Concerts held at Ernakulam Shiva temple were a mix of vocal and instrumental music.

The music concerts at Ernakulam Shiva temple were huge crowd pullers. The musicians performing made it a point to keep aside the lion’s share of their presentations to compositions on Lord Shiva.


Young flautist Srutisagar presented a concert in which he followed a vocal style. ‘Adi Pureeshwaram’, a Dikshitar kriti in Arabhi, was followed by ‘Muruka Tirumal Maruka’ in Harikamboji. The flautist’s dexterity in playing fast phrases was noteworthy in the swara segment. His ability to improvise further manifested in the niraval and in his Pantuvarali alapana for ‘Siva Siva Enarada’. A recent practice amongst musicians is to present devotional pieces such as the thevaram as the main item. Srutisagar did the same by choosing as the main ‘Vaananai Madi soodiya’ in Keeravani.He wrapped it up with ‘Adum Chidambaramo’ in Behag and ‘Gangadheeshwaram Sankaram’.

Seetha Narayanan

Seetha Narayanan is an expert at handling niraval passages steeped in bhava. This was evident in her rendition of the line ‘Kripanidhi ivarai pole’ in the Abhogi song ‘Sabhapathikku veru daivam’ of Papanasam Sivan.
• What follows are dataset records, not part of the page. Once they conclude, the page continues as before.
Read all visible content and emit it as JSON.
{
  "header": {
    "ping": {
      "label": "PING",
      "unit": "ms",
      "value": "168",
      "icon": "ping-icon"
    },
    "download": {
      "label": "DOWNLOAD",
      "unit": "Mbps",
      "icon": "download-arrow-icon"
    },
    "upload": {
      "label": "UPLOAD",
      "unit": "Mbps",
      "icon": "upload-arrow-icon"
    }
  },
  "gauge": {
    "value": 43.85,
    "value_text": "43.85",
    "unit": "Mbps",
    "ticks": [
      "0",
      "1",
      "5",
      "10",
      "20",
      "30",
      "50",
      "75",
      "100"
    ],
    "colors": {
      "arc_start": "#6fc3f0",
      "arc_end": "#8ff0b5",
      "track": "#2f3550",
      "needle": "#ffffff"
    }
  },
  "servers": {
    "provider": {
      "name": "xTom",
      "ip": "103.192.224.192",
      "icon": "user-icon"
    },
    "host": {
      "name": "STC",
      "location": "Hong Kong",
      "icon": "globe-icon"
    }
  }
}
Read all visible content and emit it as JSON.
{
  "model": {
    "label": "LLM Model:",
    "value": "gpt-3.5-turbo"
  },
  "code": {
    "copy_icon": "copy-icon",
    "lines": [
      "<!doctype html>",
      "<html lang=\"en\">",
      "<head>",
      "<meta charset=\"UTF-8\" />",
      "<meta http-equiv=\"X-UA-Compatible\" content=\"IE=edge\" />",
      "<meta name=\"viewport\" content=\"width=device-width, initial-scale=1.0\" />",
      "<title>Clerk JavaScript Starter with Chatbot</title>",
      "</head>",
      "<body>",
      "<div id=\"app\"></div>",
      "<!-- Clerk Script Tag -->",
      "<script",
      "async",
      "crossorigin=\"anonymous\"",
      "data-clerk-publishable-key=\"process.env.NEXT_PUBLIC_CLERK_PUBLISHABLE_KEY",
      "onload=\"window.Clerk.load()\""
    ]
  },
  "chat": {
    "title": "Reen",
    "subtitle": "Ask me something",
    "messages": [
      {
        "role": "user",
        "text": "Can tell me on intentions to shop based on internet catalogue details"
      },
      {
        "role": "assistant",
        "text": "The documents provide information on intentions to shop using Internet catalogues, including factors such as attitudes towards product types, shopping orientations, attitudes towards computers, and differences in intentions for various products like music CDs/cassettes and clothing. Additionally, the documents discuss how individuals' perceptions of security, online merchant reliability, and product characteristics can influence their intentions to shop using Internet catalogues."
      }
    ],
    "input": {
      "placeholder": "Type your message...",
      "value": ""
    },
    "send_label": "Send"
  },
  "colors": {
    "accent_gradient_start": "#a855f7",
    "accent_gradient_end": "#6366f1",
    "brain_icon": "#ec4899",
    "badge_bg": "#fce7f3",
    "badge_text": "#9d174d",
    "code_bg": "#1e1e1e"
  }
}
The niraval and swaras were marked by immense variety and style for ‘Sidhivinayakam anisham’ in Shanmukhapriya, and this was tagged on to ‘Anupamagunambudhi’.

The artiste’s virtuosity and evocative rendering were evident in the Sankarabharana kriti ‘Sundareshwaruni Joochi’, one of the Kovoor Pancharatnams of Tyagaraja on the shrine and the deity. Another rare piece was ‘Ennalum Vaasamai’ in raga Srikandi by Marimuthu Pillai. Accompaniment by veterans such as violinst V.V Ravi, mridangam artiste Kallidaikurichi Sivakumar and ghatam exponent Thrikkakara Santaram enriched the concert.

Sikkil Gurucharan

The musician who took the audience by storm was Sikkil Gurucharan on the fifth day of the festival. His melodic voice lifted the mood with ‘Anandanatana prakasham’ in Kedaram. ‘Palayamamayibho’ in Kamas raga saw the vocalist weaving unique swara patterns by repeating couplets and triplets of the same swara. The kalpanaswaras of ‘Saravanabhava ennum thirumandiram’ in Shanmukhapriya had many thrilling variations in vakra sancharas. C.S. Anuroop followed the musician on the violin and enhanced it by adding his own flourishes in the raga segment. Gurucharan showed flashes of Nattakurinji by altering the swaras dha, ni, ri and ga, though not resorting to a full grahabhedam.

Another highlight of the concert was an impassioned singing of a Shiva shloka in Revathi raga and the famed ragamalika ‘Ranjanimala’ in Ranjani, Sriranjani, Megharanjani and Janaranjani.

Ramakrishnan Murthy

An excellent percussion support was the highlight of Ramakrishnan Murthy’s concert. Murthy sang long swara passages with vakra korvais in his very first number, ‘Tatwamariya tarama’ in Reethigowla raga. After an appealing rendition of ‘Parka parka thikattumo’ in Harikamboji raga, he displayed his prowess in singing unique swaras of immense complexity in Roopaka tala with a steady progression in manodharma. This was done for ‘Ma ramanan uma ramanan’ in Hindolam. His Todi raga alaapana was enticing, and he considerably reduced the speed of the phrases to bring out the beauty of the raga. ‘Karthikeya Gangeya’ was delectably sung, and Murthy presented the niraval on the line ‘Maal maruka’.

N.C. Bharadwaj on the mridangam, who was exacting in following the vocalist in the swaras, was brilliant. Percussion rose to full bloom in the final swara segment and added to the sheen with a taniavarthanam, in which Bharadwaj was supported by Chandrasekhara Sharma on the ghatam. The result was a wholesome musical experience of a highest order. The concerts were held as part of the annual temple festivities.